:: DATASET ENTRIES

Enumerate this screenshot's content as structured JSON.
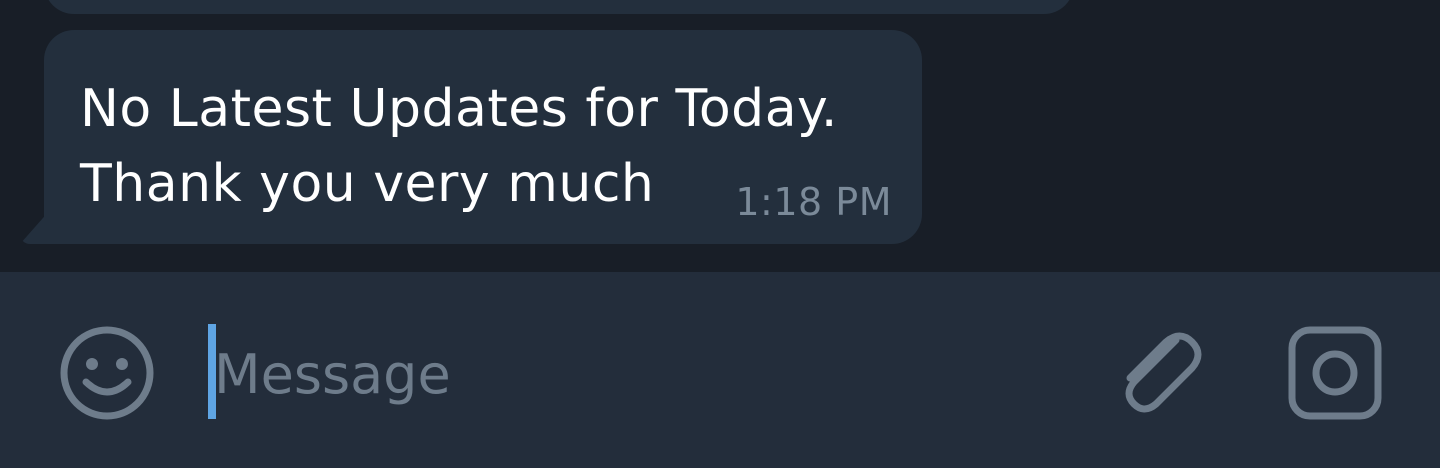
{
  "conversation": {
    "message": {
      "lines": [
        "No Latest Updates for Today.",
        "Thank you very much"
      ],
      "time": "1:18 PM"
    }
  },
  "composer": {
    "placeholder": "Message",
    "emoji_icon": "smiley-face-icon",
    "attach_icon": "paperclip-icon",
    "camera_icon": "camera-icon"
  },
  "colors": {
    "chat_background": "#181e27",
    "bubble": "#232f3d",
    "composer_background": "#232d3b",
    "caret": "#5fa5e4",
    "muted_text": "#7b8a99"
  }
}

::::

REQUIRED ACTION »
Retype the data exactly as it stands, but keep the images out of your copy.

SOLVED EXERCISE »
Enumerate this screenshot's content as structured JSON.
{
  "conversation": {
    "message": {
      "lines": [
        "No Latest Updates for Today.",
        "Thank you very much"
      ],
      "time": "1:18 PM"
    }
  },
  "composer": {
    "placeholder": "Message",
    "emoji_icon": "smiley-face-icon",
    "attach_icon": "paperclip-icon",
    "camera_icon": "camera-icon"
  },
  "colors": {
    "chat_background": "#181e27",
    "bubble": "#232f3d",
    "composer_background": "#232d3b",
    "caret": "#5fa5e4",
    "muted_text": "#7b8a99"
  }
}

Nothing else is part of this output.